The Chameleon Effect. It’s the sincerest form of flattery.

It’s well-known that our body language influences how other people perceive us.
Striding purposefully into a room to deliver an important presentation gives you an air of confidence that the butterflies in your stomach might possibly belie.
Fortunately, nobody can see the butterflies, just the confident stride.

But what is the evidence that you can use body language to your advantage? If you closely mimic the mannerisms and gestures of someone that you want to get to like you, such as a new client or colleague, will it work?

Displaying a degree of empathy with a potential client can obviously help to bolster a relationship. But is it as simple as copying a hand gesture, a particular way of standing or sitting, or a distinctive nod of the head?

Well, there is evidence to suggest that subtle mimicking of another person’s body language can increase their liking of you. For many years, Bush and Blair were thick as thieves. Or, should I say, enjoyed a ‘special relationship’. They both developed a style of public speaking that was almost identical. It would start with dramatic pauses and simple hand gestures, continue with subtle arm movements,  and then often conclude with the invasion of a small country. Coincidence? I think not.

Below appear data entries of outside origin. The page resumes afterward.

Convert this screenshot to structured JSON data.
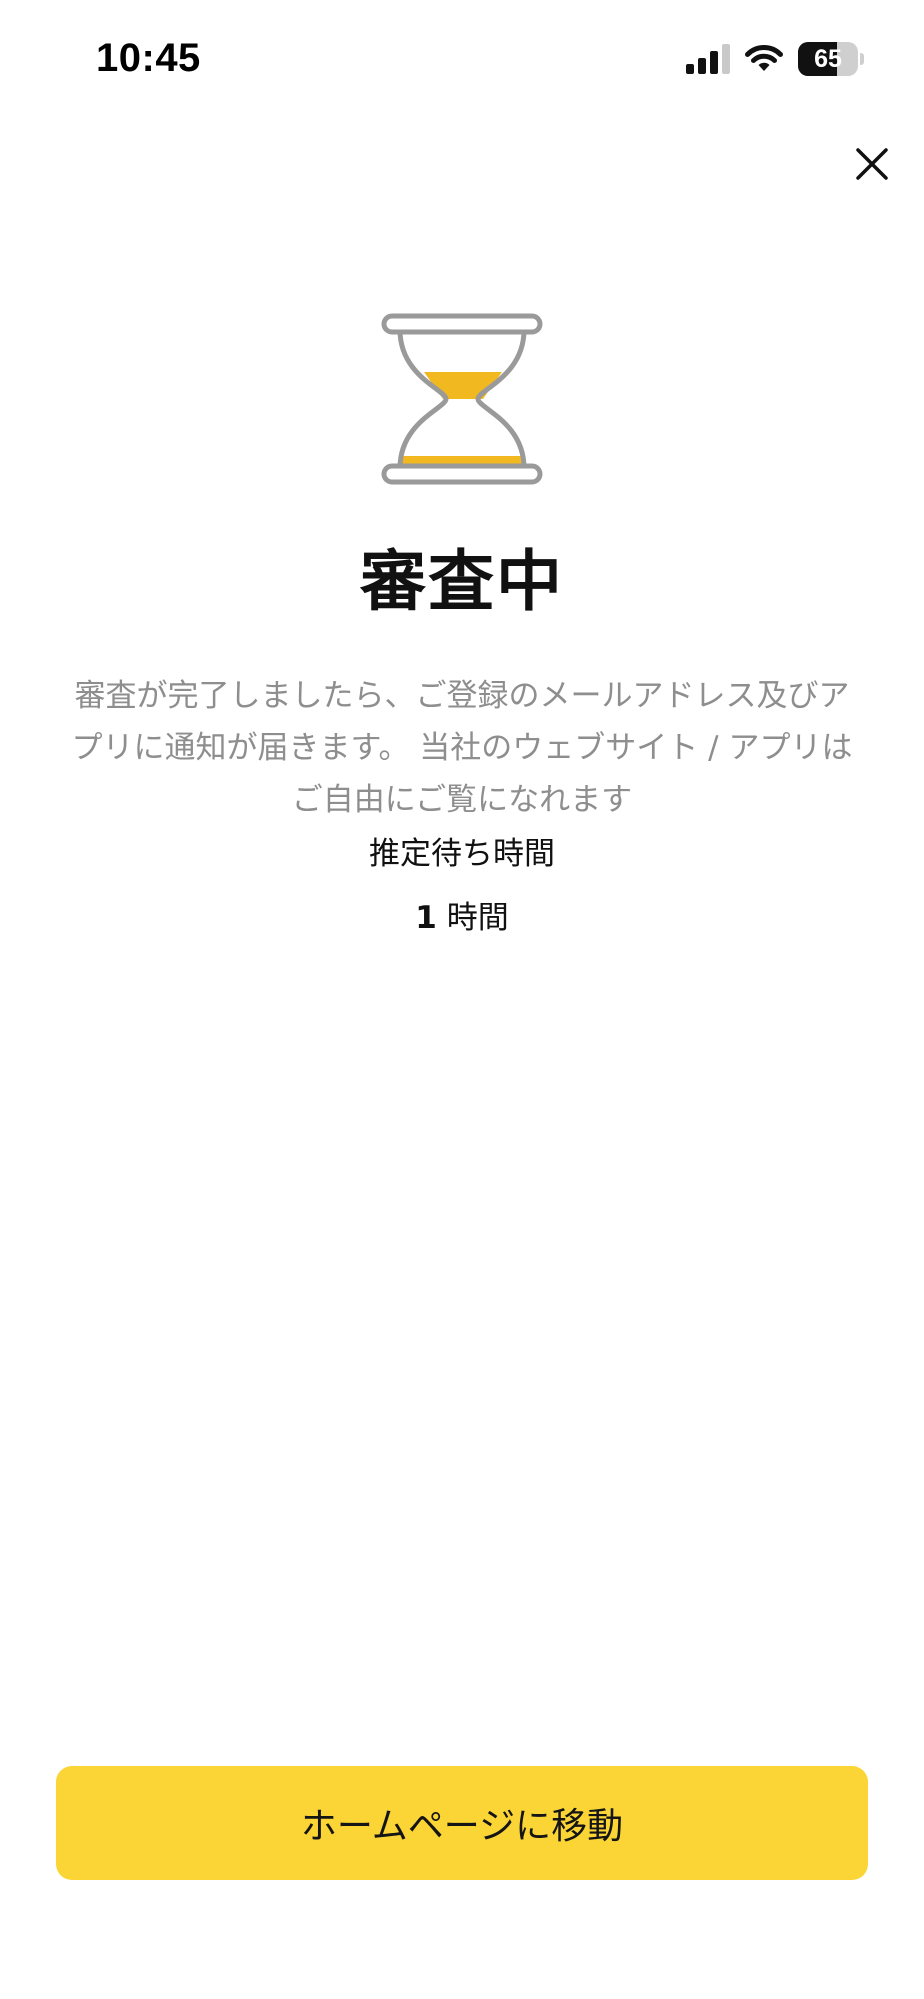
{
  "status_bar": {
    "time": "10:45",
    "battery_level": "65",
    "battery_fraction": 0.65,
    "signal_icon": "cellular-signal-icon",
    "wifi_icon": "wifi-icon"
  },
  "header": {
    "close_icon": "close-icon"
  },
  "main": {
    "illustration_icon": "hourglass-icon",
    "title": "審査中",
    "description": "審査が完了しましたら、ご登録のメールアドレス及びアプリに通知が届きます。 当社のウェブサイト / アプリはご自由にご覧になれます",
    "wait_label": "推定待ち時間",
    "wait_number": "1",
    "wait_unit": " 時間"
  },
  "footer": {
    "home_button_label": "ホームページに移動"
  },
  "colors": {
    "accent": "#fbd535",
    "sand": "#f1b820",
    "hourglass_outline": "#9a9a9a",
    "muted_text": "#8e8e8e"
  }
}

But if you’re still a little sceptical, here’s the proof. Psychologists John Chartrand and Tanya Bargh of New York University carried out a series of experiments to determine whether mimicking another person’s habits really does influence how much they like you. Testing what they called ‘the chameleon effect’, they divided up their sample of guinea pigs into two groups. Each group spent twenty minutes or so chatting to a member of the researcher’s team whom they had never met before. One group of researchers were instructed to subtly mimic the person’s body language such as folding their arms, scratching their nose, tapping the arm rest, waggling their foot – any little nuance that they could mimic without being rumbled. Meanwhile, the researchers in the control group sat quite still throughout their conversation and didn’t attempt to mimic any body language at all.

Afterwards the participants were asked to provide a mark out of ten to indicate how much they liked the person they had been talking to and how well they had got on with each other. The results supported the theory that mimicking a person’s body language does, indeed, increase their liking of you, with the group whose actions were imitated consistently giving higher scores than those whose body language wasn’t mimicked in any way.
Naturally, you should never copy these traits at exactly the same time as the other person is doing them because that would give the game away. They would probably start to shuffle uneasily in their chair. And when you do likewise, they may even begin to sweat a little. And if you can replicate that, you’ll soon find yourself being frog marched off the premises, whilst screaming to the security guards ‘Keep in step, boys’. That would be taking it too far.

So try the ‘chameleon effect’ yourself the next time you meet someone new you want to impress and get to like you. Just be careful not to over do it. Because if they’ve also read this article you may find yourself acting out a bizarre Laurel and Hardy routine.